Supplied data>
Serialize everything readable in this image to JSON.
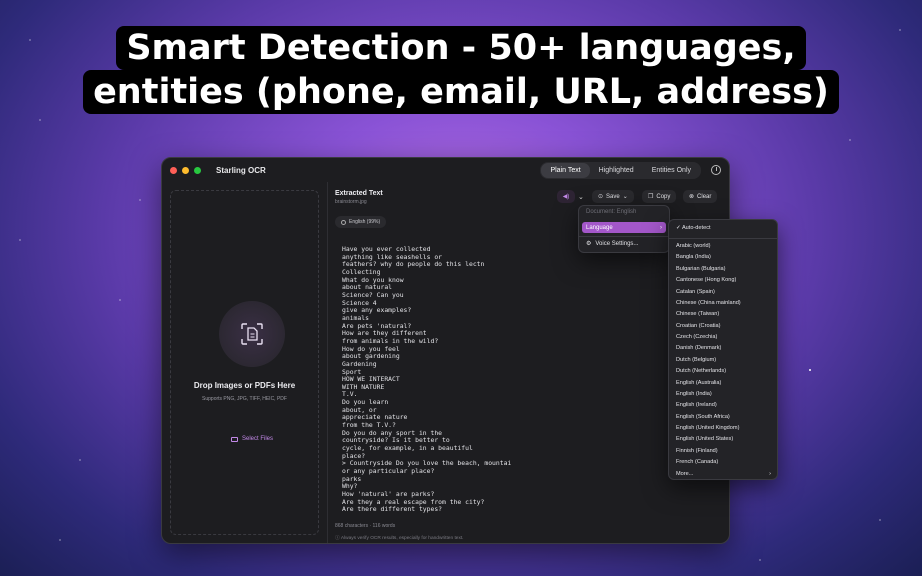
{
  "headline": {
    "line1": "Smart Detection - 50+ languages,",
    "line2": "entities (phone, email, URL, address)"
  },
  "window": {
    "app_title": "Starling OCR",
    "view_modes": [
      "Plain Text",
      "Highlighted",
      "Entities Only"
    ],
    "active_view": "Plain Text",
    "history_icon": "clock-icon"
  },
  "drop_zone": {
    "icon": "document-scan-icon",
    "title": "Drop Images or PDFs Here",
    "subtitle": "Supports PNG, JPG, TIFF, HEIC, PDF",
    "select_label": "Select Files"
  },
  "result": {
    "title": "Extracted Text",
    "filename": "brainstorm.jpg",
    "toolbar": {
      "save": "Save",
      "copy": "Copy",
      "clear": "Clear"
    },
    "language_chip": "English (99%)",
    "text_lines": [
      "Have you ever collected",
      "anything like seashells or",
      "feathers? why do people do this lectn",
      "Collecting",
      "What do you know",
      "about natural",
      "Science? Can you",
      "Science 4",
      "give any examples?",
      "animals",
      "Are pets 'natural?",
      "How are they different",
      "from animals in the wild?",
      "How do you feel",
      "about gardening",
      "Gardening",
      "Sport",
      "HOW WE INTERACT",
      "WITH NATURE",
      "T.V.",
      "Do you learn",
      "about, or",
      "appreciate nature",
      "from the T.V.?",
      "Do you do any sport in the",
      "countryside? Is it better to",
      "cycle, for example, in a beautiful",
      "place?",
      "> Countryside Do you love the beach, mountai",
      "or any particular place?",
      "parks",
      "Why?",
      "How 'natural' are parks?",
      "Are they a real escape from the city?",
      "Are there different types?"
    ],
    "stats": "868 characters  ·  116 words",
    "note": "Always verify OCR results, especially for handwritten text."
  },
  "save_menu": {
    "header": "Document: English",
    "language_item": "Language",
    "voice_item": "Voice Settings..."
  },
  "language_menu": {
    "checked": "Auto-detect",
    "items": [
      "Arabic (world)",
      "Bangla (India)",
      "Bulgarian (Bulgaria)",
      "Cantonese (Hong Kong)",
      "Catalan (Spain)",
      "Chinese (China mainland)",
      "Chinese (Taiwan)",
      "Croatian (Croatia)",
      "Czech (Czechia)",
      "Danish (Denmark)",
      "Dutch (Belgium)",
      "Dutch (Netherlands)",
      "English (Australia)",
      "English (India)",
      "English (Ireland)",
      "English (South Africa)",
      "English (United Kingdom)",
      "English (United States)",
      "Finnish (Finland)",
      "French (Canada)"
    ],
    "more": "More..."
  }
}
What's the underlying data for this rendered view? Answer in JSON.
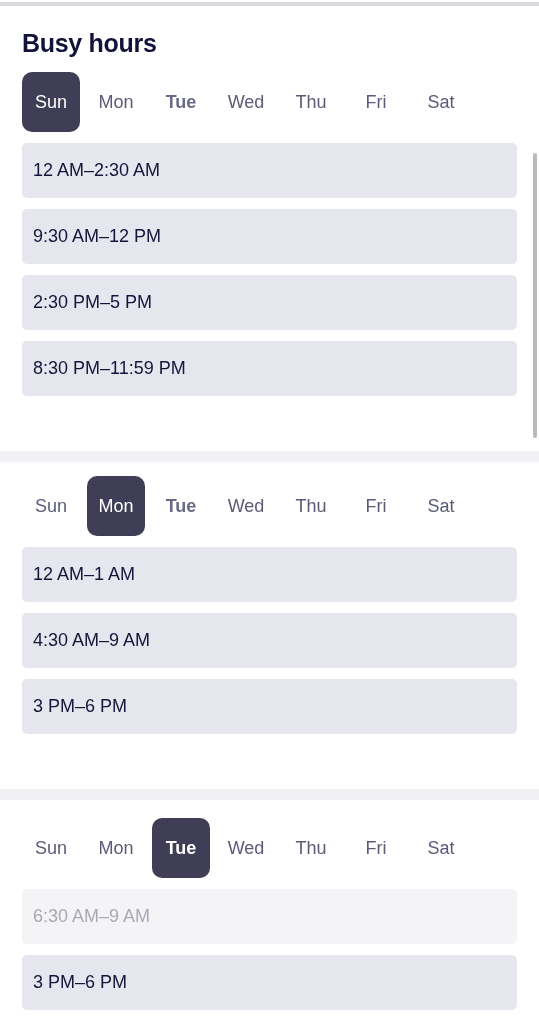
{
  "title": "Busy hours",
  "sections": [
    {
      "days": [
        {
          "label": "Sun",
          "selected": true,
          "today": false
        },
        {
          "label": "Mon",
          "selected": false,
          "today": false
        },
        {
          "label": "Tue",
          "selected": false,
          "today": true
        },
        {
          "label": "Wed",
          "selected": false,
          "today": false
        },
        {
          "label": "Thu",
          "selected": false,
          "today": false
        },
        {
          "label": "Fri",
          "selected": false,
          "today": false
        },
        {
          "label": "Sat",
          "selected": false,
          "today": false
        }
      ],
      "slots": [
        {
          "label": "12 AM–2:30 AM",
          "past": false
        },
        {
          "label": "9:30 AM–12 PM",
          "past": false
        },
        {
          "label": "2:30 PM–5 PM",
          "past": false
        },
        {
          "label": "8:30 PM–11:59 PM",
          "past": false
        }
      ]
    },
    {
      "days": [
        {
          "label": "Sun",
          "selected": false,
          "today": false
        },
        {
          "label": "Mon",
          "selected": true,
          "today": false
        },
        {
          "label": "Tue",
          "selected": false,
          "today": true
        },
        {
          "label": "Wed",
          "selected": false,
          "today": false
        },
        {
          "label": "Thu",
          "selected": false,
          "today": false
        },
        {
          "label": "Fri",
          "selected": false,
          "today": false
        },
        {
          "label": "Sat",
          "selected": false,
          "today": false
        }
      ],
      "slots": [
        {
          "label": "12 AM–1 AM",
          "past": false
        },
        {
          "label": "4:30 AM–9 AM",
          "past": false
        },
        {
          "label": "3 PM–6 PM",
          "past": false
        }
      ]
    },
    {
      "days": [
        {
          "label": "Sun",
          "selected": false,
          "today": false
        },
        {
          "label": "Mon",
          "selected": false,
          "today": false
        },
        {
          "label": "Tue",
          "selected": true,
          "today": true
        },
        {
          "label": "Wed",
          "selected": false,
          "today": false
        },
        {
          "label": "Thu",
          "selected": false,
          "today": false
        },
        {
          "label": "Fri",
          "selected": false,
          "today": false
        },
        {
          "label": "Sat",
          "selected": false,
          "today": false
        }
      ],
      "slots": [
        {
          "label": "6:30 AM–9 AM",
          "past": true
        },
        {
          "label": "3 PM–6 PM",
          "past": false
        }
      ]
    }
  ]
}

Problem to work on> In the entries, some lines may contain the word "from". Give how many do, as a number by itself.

Solution to this problem> 3